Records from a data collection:
========================

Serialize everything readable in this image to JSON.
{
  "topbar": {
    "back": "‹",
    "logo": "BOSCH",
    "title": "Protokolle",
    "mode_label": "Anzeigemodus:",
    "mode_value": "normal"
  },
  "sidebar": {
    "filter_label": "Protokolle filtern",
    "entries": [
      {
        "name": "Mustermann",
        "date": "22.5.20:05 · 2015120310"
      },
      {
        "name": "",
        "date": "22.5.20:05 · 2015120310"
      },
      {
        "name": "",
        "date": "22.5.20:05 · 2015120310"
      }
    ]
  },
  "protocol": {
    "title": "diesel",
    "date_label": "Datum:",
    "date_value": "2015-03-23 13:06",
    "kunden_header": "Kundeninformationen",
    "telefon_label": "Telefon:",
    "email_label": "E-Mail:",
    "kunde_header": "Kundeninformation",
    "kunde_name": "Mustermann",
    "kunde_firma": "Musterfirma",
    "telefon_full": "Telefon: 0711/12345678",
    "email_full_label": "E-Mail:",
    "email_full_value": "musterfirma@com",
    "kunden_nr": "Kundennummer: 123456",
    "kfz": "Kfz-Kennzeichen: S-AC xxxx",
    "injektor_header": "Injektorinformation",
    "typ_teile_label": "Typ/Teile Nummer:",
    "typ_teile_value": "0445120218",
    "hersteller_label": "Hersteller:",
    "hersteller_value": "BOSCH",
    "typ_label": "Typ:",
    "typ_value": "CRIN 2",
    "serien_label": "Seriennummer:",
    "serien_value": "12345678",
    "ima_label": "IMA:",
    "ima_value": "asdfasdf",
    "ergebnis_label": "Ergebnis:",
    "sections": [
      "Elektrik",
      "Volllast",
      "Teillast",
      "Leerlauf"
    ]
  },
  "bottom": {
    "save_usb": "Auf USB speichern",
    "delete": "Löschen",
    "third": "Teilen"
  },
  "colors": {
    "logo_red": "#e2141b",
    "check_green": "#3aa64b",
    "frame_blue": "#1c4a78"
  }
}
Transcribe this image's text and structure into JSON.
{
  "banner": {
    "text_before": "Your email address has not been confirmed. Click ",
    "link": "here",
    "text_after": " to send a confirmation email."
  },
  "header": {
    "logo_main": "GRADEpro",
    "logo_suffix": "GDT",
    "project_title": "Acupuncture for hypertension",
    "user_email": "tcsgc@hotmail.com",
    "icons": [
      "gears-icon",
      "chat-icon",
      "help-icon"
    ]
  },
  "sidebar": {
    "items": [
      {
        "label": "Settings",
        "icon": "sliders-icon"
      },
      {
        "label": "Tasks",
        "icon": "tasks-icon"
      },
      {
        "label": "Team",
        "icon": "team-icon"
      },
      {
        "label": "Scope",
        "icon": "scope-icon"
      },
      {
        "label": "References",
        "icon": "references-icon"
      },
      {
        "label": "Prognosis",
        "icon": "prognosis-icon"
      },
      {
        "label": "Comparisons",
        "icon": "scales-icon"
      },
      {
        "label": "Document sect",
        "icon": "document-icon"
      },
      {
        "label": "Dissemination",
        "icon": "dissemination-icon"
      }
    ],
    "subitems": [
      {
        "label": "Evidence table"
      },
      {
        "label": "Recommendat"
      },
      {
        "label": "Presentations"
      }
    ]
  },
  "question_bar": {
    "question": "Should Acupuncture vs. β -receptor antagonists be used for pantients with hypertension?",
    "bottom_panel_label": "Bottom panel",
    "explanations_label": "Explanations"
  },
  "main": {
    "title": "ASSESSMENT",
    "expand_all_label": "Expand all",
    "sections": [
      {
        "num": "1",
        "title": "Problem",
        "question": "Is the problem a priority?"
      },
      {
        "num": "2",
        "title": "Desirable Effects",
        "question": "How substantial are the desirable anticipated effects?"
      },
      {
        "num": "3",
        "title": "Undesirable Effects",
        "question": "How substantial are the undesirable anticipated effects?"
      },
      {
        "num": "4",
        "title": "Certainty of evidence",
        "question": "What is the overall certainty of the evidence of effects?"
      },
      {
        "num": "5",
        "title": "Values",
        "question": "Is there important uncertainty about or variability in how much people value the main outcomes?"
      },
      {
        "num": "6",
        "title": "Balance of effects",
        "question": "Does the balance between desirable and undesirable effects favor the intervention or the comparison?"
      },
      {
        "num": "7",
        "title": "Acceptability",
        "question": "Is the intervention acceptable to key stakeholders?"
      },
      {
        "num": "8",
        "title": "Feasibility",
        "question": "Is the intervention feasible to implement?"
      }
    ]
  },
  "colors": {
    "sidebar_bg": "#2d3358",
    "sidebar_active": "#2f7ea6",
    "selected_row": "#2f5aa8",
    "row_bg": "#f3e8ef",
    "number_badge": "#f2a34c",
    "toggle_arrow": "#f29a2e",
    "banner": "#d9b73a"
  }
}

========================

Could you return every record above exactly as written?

Solution for this task:
Serialize everything readable in this image to JSON.
{
  "topbar": {
    "back": "‹",
    "logo": "BOSCH",
    "title": "Protokolle",
    "mode_label": "Anzeigemodus:",
    "mode_value": "normal"
  },
  "sidebar": {
    "filter_label": "Protokolle filtern",
    "entries": [
      {
        "name": "Mustermann",
        "date": "22.5.20:05 · 2015120310"
      },
      {
        "name": "",
        "date": "22.5.20:05 · 2015120310"
      },
      {
        "name": "",
        "date": "22.5.20:05 · 2015120310"
      }
    ]
  },
  "protocol": {
    "title": "diesel",
    "date_label": "Datum:",
    "date_value": "2015-03-23 13:06",
    "kunden_header": "Kundeninformationen",
    "telefon_label": "Telefon:",
    "email_label": "E-Mail:",
    "kunde_header": "Kundeninformation",
    "kunde_name": "Mustermann",
    "kunde_firma": "Musterfirma",
    "telefon_full": "Telefon: 0711/12345678",
    "email_full_label": "E-Mail:",
    "email_full_value": "musterfirma@com",
    "kunden_nr": "Kundennummer: 123456",
    "kfz": "Kfz-Kennzeichen: S-AC xxxx",
    "injektor_header": "Injektorinformation",
    "typ_teile_label": "Typ/Teile Nummer:",
    "typ_teile_value": "0445120218",
    "hersteller_label": "Hersteller:",
    "hersteller_value": "BOSCH",
    "typ_label": "Typ:",
    "typ_value": "CRIN 2",
    "serien_label": "Seriennummer:",
    "serien_value": "12345678",
    "ima_label": "IMA:",
    "ima_value": "asdfasdf",
    "ergebnis_label": "Ergebnis:",
    "sections": [
      "Elektrik",
      "Volllast",
      "Teillast",
      "Leerlauf"
    ]
  },
  "bottom": {
    "save_usb": "Auf USB speichern",
    "delete": "Löschen",
    "third": "Teilen"
  },
  "colors": {
    "logo_red": "#e2141b",
    "check_green": "#3aa64b",
    "frame_blue": "#1c4a78"
  }
}
Transcribe this image's text and structure into JSON.
{
  "banner": {
    "text_before": "Your email address has not been confirmed. Click ",
    "link": "here",
    "text_after": " to send a confirmation email."
  },
  "header": {
    "logo_main": "GRADEpro",
    "logo_suffix": "GDT",
    "project_title": "Acupuncture for hypertension",
    "user_email": "tcsgc@hotmail.com",
    "icons": [
      "gears-icon",
      "chat-icon",
      "help-icon"
    ]
  },
  "sidebar": {
    "items": [
      {
        "label": "Settings",
        "icon": "sliders-icon"
      },
      {
        "label": "Tasks",
        "icon": "tasks-icon"
      },
      {
        "label": "Team",
        "icon": "team-icon"
      },
      {
        "label": "Scope",
        "icon": "scope-icon"
      },
      {
        "label": "References",
        "icon": "references-icon"
      },
      {
        "label": "Prognosis",
        "icon": "prognosis-icon"
      },
      {
        "label": "Comparisons",
        "icon": "scales-icon"
      },
      {
        "label": "Document sect",
        "icon": "document-icon"
      },
      {
        "label": "Dissemination",
        "icon": "dissemination-icon"
      }
    ],
    "subitems": [
      {
        "label": "Evidence table"
      },
      {
        "label": "Recommendat"
      },
      {
        "label": "Presentations"
      }
    ]
  },
  "question_bar": {
    "question": "Should Acupuncture vs. β -receptor antagonists be used for pantients with hypertension?",
    "bottom_panel_label": "Bottom panel",
    "explanations_label": "Explanations"
  },
  "main": {
    "title": "ASSESSMENT",
    "expand_all_label": "Expand all",
    "sections": [
      {
        "num": "1",
        "title": "Problem",
        "question": "Is the problem a priority?"
      },
      {
        "num": "2",
        "title": "Desirable Effects",
        "question": "How substantial are the desirable anticipated effects?"
      },
      {
        "num": "3",
        "title": "Undesirable Effects",
        "question": "How substantial are the undesirable anticipated effects?"
      },
      {
        "num": "4",
        "title": "Certainty of evidence",
        "question": "What is the overall certainty of the evidence of effects?"
      },
      {
        "num": "5",
        "title": "Values",
        "question": "Is there important uncertainty about or variability in how much people value the main outcomes?"
      },
      {
        "num": "6",
        "title": "Balance of effects",
        "question": "Does the balance between desirable and undesirable effects favor the intervention or the comparison?"
      },
      {
        "num": "7",
        "title": "Acceptability",
        "question": "Is the intervention acceptable to key stakeholders?"
      },
      {
        "num": "8",
        "title": "Feasibility",
        "question": "Is the intervention feasible to implement?"
      }
    ]
  },
  "colors": {
    "sidebar_bg": "#2d3358",
    "sidebar_active": "#2f7ea6",
    "selected_row": "#2f5aa8",
    "row_bg": "#f3e8ef",
    "number_badge": "#f2a34c",
    "toggle_arrow": "#f29a2e",
    "banner": "#d9b73a"
  }
}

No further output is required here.